The problem =
When a line of the entries contains "icon", please list that line.

Data =

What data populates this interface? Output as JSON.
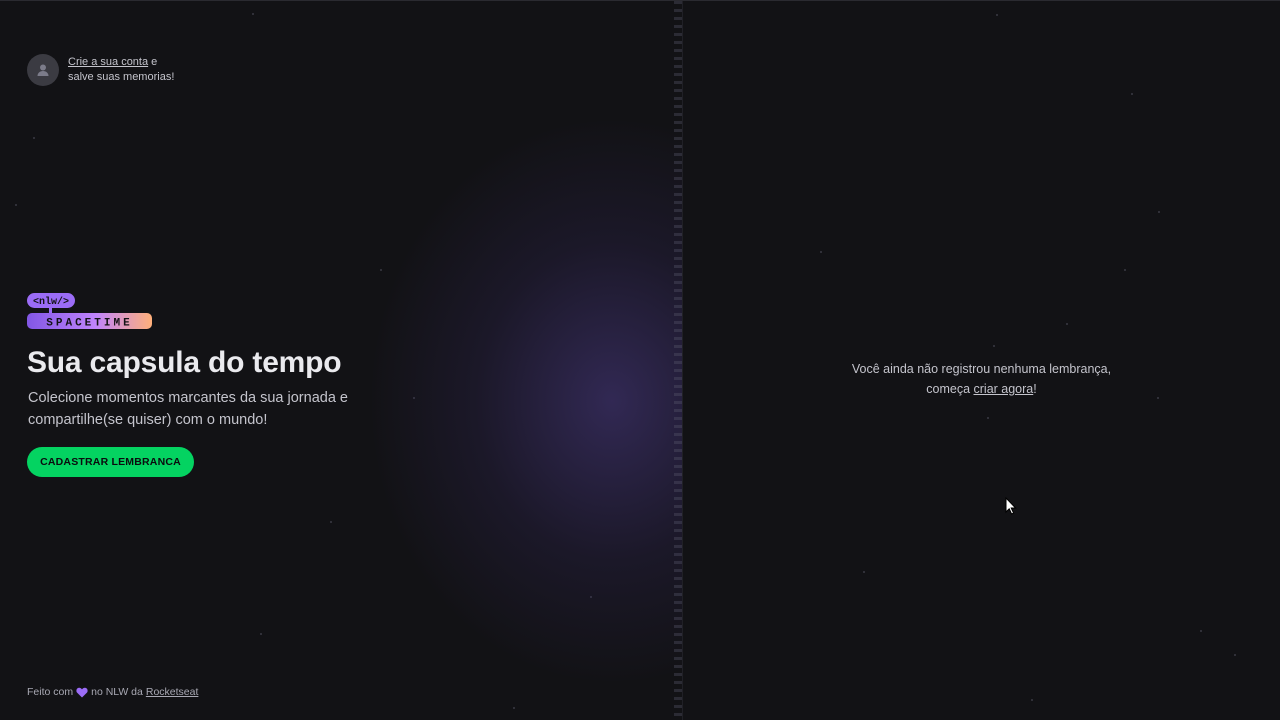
{
  "signin": {
    "link_label": "Crie a sua conta",
    "text_after_link": " e",
    "text_line2": "salve suas memorias!",
    "avatar_icon": "user-icon"
  },
  "logo": {
    "badge_text": "<nlw/>",
    "wordmark": "SPACETIME",
    "colors": {
      "badge": "#9b6cf6",
      "gradient_start": "#8257e5",
      "gradient_end": "#ffb07a"
    }
  },
  "hero": {
    "title": "Sua capsula do tempo",
    "subtitle": "Colecione momentos marcantes da sua jornada e compartilhe(se quiser) com o mundo!",
    "cta_label": "CADASTRAR LEMBRANCA"
  },
  "footer": {
    "prefix": "Feito com",
    "heart_icon": "purple-heart-icon",
    "middle": "no NLW da",
    "link_label": "Rocketseat"
  },
  "empty_state": {
    "line1": "Você ainda não registrou nenhuma lembrança,",
    "line2_prefix": "começa ",
    "link_label": "criar agora",
    "line2_suffix": "!"
  },
  "colors": {
    "background": "#121215",
    "accent_green": "#04d361",
    "text": "#c4c4cc"
  }
}
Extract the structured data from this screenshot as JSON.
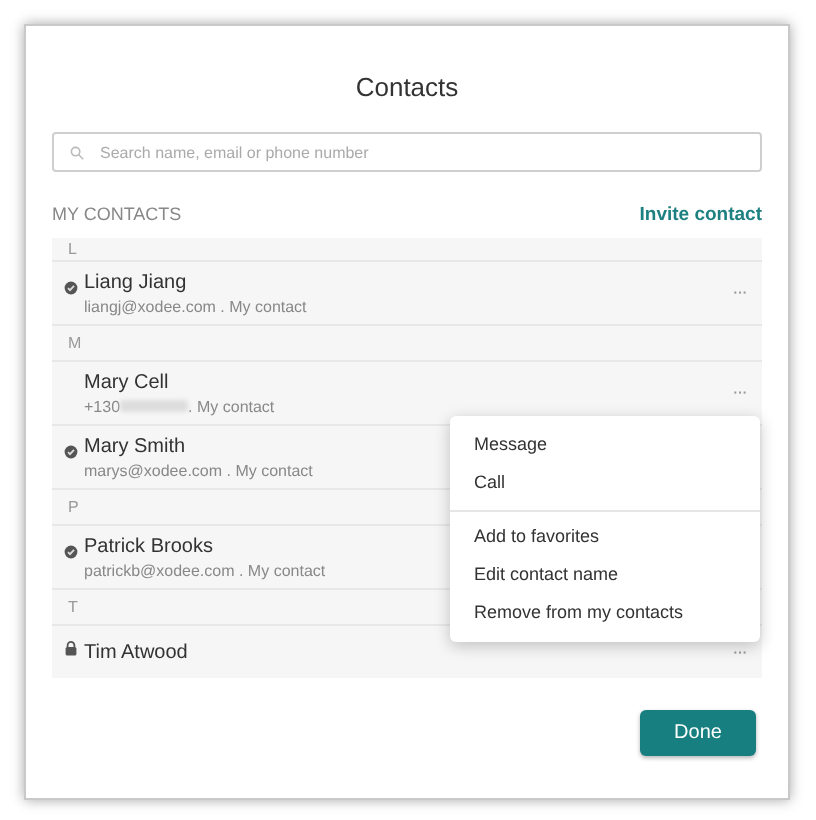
{
  "dialog": {
    "title": "Contacts",
    "search": {
      "placeholder": "Search name, email or phone number"
    },
    "section_label": "MY CONTACTS",
    "invite_link": "Invite contact",
    "list": [
      {
        "kind": "header",
        "letter": "L"
      },
      {
        "kind": "contact",
        "name": "Liang Jiang",
        "detail": "liangj@xodee.com . My contact",
        "verified": true,
        "locked": false,
        "more": "···"
      },
      {
        "kind": "header",
        "letter": "M"
      },
      {
        "kind": "contact",
        "name": "Mary Cell",
        "detail": "+130",
        "redacted": true,
        "detail_suffix": ". My contact",
        "verified": false,
        "locked": false,
        "more": "···"
      },
      {
        "kind": "contact",
        "name": "Mary Smith",
        "detail": "marys@xodee.com . My contact",
        "verified": true,
        "locked": false
      },
      {
        "kind": "header",
        "letter": "P"
      },
      {
        "kind": "contact",
        "name": "Patrick Brooks",
        "detail": "patrickb@xodee.com . My contact",
        "verified": true,
        "locked": false
      },
      {
        "kind": "header",
        "letter": "T"
      },
      {
        "kind": "contact",
        "name": "Tim Atwood",
        "verified": false,
        "locked": true,
        "more": "···"
      }
    ],
    "menu": [
      {
        "kind": "item",
        "label": "Message"
      },
      {
        "kind": "item",
        "label": "Call"
      },
      {
        "kind": "divider"
      },
      {
        "kind": "item",
        "label": "Add to favorites"
      },
      {
        "kind": "item",
        "label": "Edit contact name"
      },
      {
        "kind": "item",
        "label": "Remove from my contacts"
      }
    ],
    "done_button": "Done"
  }
}
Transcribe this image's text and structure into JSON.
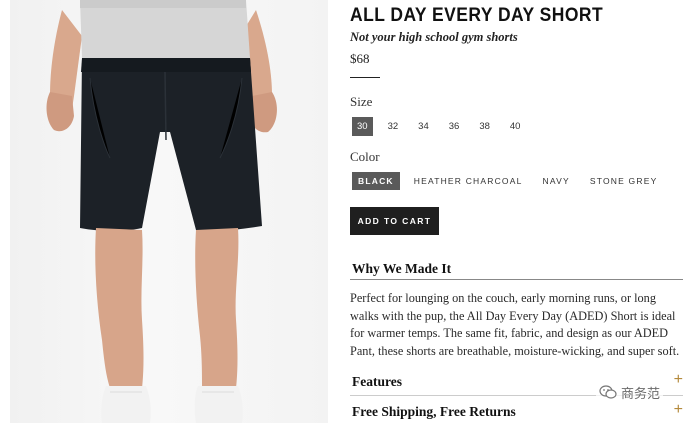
{
  "product": {
    "title": "ALL DAY EVERY DAY SHORT",
    "subtitle": "Not your high school gym shorts",
    "price": "$68"
  },
  "size": {
    "label": "Size",
    "options": [
      "30",
      "32",
      "34",
      "36",
      "38",
      "40"
    ],
    "selected": "30"
  },
  "color": {
    "label": "Color",
    "options": [
      "BLACK",
      "HEATHER CHARCOAL",
      "NAVY",
      "STONE GREY"
    ],
    "selected": "BLACK"
  },
  "add_to_cart_label": "ADD TO CART",
  "why": {
    "title": "Why We Made It",
    "body": "Perfect for lounging on the couch, early morning runs, or long walks with the pup, the All Day Every Day (ADED) Short is ideal for warmer temps. The same fit, fabric, and design as our ADED Pant, these shorts are breathable, moisture-wicking, and super soft."
  },
  "accordions": [
    {
      "title": "Features",
      "icon": "plus-icon"
    },
    {
      "title": "Free Shipping, Free Returns",
      "icon": "plus-icon"
    }
  ],
  "watermark": {
    "text": "商务范",
    "icon": "wechat-icon"
  },
  "colors": {
    "selected_bg": "#5a5a5a",
    "button_bg": "#1f1f1f",
    "accent_plus": "#b48a3c"
  }
}
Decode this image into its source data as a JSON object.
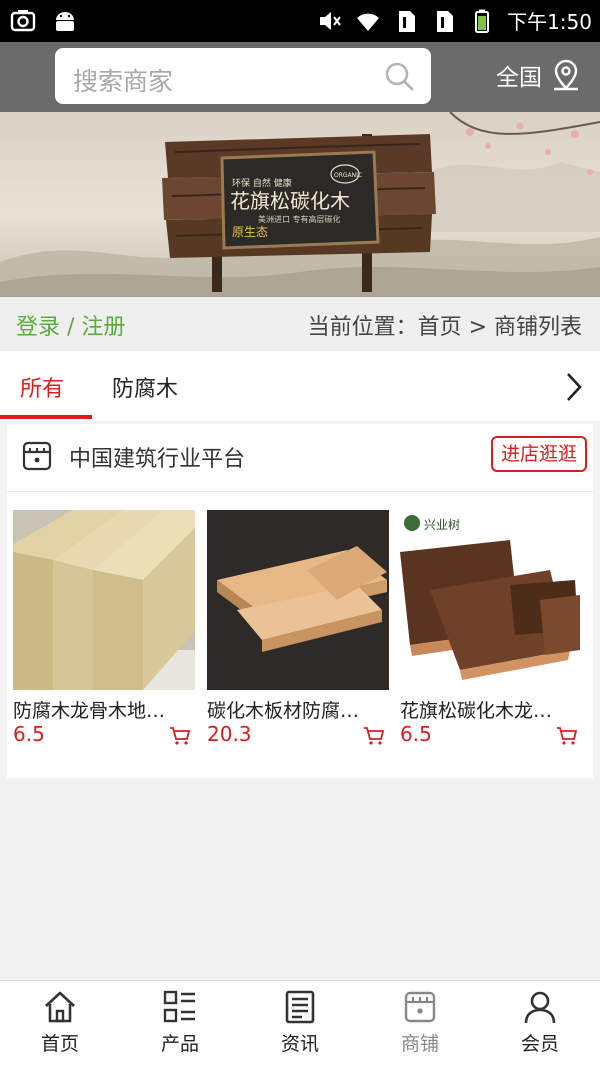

Answer box =
    "avatar_icon": "user-icon"
    "heart_icon": "purple-heart-icon",
      "icon": "plus-icon"
      "icon": "plus-icon"
    "icon": "wechat-icon"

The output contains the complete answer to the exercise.